And yes, the series of clever, campy videos on the upstart MTV video channel in America undoubtedly had much to do with that staggering (15 million just in US) level of popularity for “Eliminator” (truly ironic, since manager Bill Ham had steadfastly kept ZZ Top off of U.S. television until then). But the songwriting, musicianship, modern arranging, and state-of-the-art recording on “Eliminator” which I heard that day was truly extraordinary. Billy Gibbons, Frank Bread, & the late Dusty Hill are my guests In the Studio.
To illustrate how seriously many of the post-British Invasion bands were approaching the rock idiom by early 1973, you need look no further than Pink Floyd’s “Dark Side of the Moon” to see how this progressive rock movement had matured, with spectacular results both artistically and commercially, confirmed in this fiftieth anniversary classic rock interview by my guests, musical lunar explorers David Gilmour, Roger Waters, and Nick Mason.
With the rousing martial rhythms from Larry Mullen jr’s drums on the opening to “Sunday Bloody Sunday”, the tortured passion evident in Bono’s voice over The Edge’s stiletto guitar stabs on “New Year’s Day”, and Adam Clayton’s rolling bass on “Surrender” as well as “Two Heats Beat as One”, War by U2 was a musical proclamation of a serious contender on the unfolding Eighties rock vista.
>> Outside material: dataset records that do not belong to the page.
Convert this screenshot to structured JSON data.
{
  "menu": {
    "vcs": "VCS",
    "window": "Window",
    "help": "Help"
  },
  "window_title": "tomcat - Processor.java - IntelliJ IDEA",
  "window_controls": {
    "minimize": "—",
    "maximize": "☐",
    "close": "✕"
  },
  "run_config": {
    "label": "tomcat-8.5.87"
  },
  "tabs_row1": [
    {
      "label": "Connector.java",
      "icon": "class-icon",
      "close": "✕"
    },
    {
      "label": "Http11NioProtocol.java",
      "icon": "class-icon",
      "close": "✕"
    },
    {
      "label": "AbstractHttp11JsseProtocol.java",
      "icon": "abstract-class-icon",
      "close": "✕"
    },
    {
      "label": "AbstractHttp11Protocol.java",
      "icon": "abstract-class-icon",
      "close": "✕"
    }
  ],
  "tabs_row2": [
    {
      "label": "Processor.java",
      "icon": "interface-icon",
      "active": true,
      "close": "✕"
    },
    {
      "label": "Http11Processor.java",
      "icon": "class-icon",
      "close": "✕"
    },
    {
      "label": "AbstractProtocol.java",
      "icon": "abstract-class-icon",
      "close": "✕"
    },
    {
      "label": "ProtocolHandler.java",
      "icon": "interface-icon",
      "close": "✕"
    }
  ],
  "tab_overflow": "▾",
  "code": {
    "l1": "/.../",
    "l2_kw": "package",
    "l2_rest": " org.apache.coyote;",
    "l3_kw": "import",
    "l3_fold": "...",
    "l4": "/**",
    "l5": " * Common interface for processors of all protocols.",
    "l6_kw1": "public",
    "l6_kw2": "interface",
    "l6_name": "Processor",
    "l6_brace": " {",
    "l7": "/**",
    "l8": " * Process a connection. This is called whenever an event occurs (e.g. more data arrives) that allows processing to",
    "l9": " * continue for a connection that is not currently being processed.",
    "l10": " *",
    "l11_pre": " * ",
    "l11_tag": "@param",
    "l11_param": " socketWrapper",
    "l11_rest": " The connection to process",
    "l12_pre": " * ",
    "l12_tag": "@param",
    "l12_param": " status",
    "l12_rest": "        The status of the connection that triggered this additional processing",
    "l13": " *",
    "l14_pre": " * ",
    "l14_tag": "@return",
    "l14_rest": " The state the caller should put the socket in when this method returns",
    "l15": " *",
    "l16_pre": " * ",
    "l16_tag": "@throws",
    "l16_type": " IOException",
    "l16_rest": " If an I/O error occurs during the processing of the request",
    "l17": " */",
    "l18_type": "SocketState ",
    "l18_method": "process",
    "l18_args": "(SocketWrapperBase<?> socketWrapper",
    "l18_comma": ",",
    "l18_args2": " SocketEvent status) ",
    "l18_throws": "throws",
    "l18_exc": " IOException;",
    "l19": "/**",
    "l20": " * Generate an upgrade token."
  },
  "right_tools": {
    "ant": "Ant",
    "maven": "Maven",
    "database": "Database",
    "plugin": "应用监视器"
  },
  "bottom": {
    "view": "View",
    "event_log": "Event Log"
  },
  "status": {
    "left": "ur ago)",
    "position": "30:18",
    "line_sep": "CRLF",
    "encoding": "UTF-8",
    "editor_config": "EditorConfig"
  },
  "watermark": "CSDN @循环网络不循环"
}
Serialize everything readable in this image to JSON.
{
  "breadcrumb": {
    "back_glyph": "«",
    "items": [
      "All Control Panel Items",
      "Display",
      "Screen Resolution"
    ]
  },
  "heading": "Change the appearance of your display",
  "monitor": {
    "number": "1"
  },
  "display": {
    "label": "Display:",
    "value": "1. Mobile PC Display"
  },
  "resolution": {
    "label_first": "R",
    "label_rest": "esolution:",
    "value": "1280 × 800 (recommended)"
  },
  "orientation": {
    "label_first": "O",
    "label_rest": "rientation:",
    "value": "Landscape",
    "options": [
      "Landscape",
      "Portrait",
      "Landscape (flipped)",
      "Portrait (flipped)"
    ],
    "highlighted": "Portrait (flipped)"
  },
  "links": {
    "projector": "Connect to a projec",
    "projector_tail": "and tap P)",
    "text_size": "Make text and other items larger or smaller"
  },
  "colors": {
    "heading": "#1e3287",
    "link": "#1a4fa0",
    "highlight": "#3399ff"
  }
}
Hear the fortieth anniversary classic rock interview In the Studio.
In February 1973 when Alice Cooper’s sixth album “Billion Dollar Babies” went #1 sales, we all thought that Marshall McLuhan, Andy Warhol, and Alice Cooper were being hyperbolic with their predictions about video fame’s impact on society. We laughed then, but as it turns out, the joke’s on us…Alice Cooper is my fascinating guest on the 50th anniversary of “ Billion Dollar Babies”.
David Crosby, Stephen Stills, and Graham Nash In the Studio for their 1969 debut!
David Crosby of The Byrds has died at 81. The members of the original Byrds – singer/songwriter/electric 12-string guitar player Roger (Jim) McGuinn, singer/songwriter David Crosby, the talented but tortured late singer/songwriter Gene Clark, bass player Chris Hillman, & the late drummer Michael Clarke – were always unabashed in their acknowledgment of their influences, equal parts American folk singers, Bob Dylan, and the Beatles. Yet instead of being hopelessly derivative, somehow they ended up being one of the greatest imprints on both the form and substance of rock and country music to this day. McGuinn, Crosby, and Hillman join me in this ultra-rare classic rock interview covering the first four Byrds albums Mr Tambourine Man, Turn Turn Turn, Fifth Dimension , and Younger Than Yesterday in February 1967. – Redbeard
Bryan Adams interview to explore his breakthrough album “Cuts Like a Knife” from January 1983
Justin Hayward & John Lodge are In the Studio for their international #1-seller, “Seventh Sojourn”.